START TASK INPUT
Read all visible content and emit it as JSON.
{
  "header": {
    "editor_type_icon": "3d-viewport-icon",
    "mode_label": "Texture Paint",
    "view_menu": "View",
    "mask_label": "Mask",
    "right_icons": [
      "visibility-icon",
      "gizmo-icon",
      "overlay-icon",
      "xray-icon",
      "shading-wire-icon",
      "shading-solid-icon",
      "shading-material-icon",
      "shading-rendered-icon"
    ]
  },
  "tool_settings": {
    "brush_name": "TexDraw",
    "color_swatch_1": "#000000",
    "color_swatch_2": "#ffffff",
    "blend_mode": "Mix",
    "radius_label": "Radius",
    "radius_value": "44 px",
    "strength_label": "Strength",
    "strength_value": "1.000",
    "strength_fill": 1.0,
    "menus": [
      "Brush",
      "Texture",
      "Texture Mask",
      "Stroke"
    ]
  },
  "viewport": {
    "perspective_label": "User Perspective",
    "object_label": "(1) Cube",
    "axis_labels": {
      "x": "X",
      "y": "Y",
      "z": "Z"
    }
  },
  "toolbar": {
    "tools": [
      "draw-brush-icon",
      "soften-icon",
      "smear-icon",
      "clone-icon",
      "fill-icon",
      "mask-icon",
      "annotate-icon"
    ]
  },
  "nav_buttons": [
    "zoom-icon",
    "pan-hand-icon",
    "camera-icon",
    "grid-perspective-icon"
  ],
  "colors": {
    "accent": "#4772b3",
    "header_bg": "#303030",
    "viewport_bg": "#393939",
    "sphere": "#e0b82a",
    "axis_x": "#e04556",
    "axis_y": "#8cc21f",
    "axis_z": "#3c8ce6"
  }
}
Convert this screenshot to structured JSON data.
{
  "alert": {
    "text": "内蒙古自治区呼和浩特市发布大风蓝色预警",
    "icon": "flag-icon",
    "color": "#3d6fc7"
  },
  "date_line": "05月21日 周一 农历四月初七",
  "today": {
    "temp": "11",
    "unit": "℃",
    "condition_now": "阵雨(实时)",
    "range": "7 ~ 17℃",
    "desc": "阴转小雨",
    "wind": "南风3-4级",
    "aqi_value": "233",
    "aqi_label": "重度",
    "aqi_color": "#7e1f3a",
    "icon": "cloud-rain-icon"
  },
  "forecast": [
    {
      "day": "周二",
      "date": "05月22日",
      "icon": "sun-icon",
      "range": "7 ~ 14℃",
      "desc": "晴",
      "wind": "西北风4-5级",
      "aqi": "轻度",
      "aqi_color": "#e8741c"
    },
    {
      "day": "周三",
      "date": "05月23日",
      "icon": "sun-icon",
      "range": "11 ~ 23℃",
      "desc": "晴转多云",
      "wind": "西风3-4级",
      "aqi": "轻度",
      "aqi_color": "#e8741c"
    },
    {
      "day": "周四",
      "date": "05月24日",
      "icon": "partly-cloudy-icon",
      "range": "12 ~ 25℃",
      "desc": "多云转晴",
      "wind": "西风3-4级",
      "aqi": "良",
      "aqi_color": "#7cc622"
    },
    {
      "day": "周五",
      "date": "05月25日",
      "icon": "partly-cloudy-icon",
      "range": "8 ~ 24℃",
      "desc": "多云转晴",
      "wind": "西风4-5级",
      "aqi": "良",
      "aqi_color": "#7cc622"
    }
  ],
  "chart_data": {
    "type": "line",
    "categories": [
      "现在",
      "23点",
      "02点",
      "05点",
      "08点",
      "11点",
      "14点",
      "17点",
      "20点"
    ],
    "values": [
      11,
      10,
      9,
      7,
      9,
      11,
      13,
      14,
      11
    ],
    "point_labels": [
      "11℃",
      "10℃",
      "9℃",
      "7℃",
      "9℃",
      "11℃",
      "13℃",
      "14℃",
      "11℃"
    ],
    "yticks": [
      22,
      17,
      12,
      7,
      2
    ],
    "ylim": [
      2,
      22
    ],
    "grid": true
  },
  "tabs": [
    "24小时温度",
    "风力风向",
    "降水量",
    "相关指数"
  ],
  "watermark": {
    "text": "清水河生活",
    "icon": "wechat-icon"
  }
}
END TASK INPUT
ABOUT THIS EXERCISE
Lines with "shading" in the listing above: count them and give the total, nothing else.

OUTPUT FOR THIS TASK
4